Four Pittsburgh residents face charges they participated in a large-scale drug trafficking ring that brought Ecstasy pills, cocaine, hashish and marijuana into the area.
Detectives with state Attorney General Mike Fisher’s office early Monday arrested three suspects, including the alleged ringleader. The fourth remained at large last night.
The four were the target of a yearlong investigation by undercover detectives, during which they seized more than 7,000 Ecstasy pills, 2 pounds of cocaine, 10 pounds of marijuana, 107 marijuana plants, hashish and a stolen handgun.
‘This group had a significant impact on drug dealing in western Pennsylvania,’ Fisher said during a news conference Downtown.
Fisher identified Luis Carde, 29, of Hazelwood, as the leader of the ring. He is charged with multiple counts of drug possession and related charges, including possession with intent to deliver and criminal conspiracy.
Carde remained in the Allegheny County Jail in lieu of $10,000 cash bond.
‘Carde is what I would refer to as a fairly sizable dealer,’ Fisher said. ‘He was a broker. He could broker whatever drug the street was looking for.’
Carde’s girlfriend, Jennifer Beatty, 24, of Hazelwood, is charged with drug possession and related charges. Fisher said she helped operate the ring and collected drug debts for Carde.
Monroeville District Justice Walter Luniewski released Beatty on her own recognizance. She could not be reached for comment.
Scott Tenney, 27, of Mt. Washington, was identified by police as a middleman between Carde and street-level dealers. He is charged with drug possession and related charges.
Tenney was jailed on $5,000 cash bond.
Police were still searching last night for Teneka Shonelle McClung, 29, of Hazelwood. Fisher said she served as a ‘mule’ for Carde, bringing the drugs into Pittsburgh from New York City. She also is charged with drug possession and related charges.
Fisher said he could not estimate how much money the ring brought in from the sales. The Ecstasy pills, a drug increasingly popular among high school and college students, have a street value of more than $140,000, he said.
Fisher’s office used undercover detectives, informants and wiretaps on Carde’s phones to amass the evidence, which was presented to a statewide grand jury in June.

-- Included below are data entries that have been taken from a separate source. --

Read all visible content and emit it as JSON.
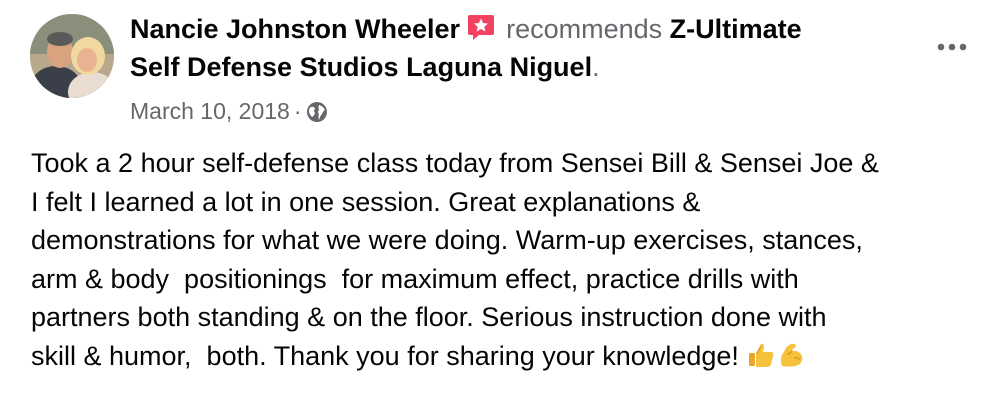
{
  "post": {
    "author_name": "Nancie Johnston Wheeler",
    "verb": "recommends",
    "page_name_line1": "Z-Ultimate",
    "page_name_line2": "Self Defense Studios Laguna Niguel",
    "period": ".",
    "date": "March 10, 2018",
    "separator": "·",
    "audience_icon": "globe-icon",
    "recommend_icon": "recommend-star-icon",
    "more_icon": "more-options-icon",
    "body_lines": [
      "Took a 2 hour self-defense class today from Sensei Bill & Sensei Joe &",
      "I felt I learned a lot in one session. Great explanations &",
      "demonstrations for what we were doing. Warm-up exercises, stances,",
      "arm & body  positionings  for maximum effect, practice drills with",
      "partners both standing & on the floor. Serious instruction done with",
      "skill & humor,  both. Thank you for sharing your knowledge!"
    ],
    "emojis": [
      "thumbs-up-emoji",
      "flexed-biceps-emoji"
    ]
  },
  "colors": {
    "text_primary": "#050505",
    "text_secondary": "#65676b",
    "recommend_red": "#f3425f"
  }
}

Fisher said the investigation will continue into who supplied Carde with the drugs in New York City and which street-level dealers participated in the ring.
David Conti can be reached at firstname.lastname@example.org or (412) 441-0976.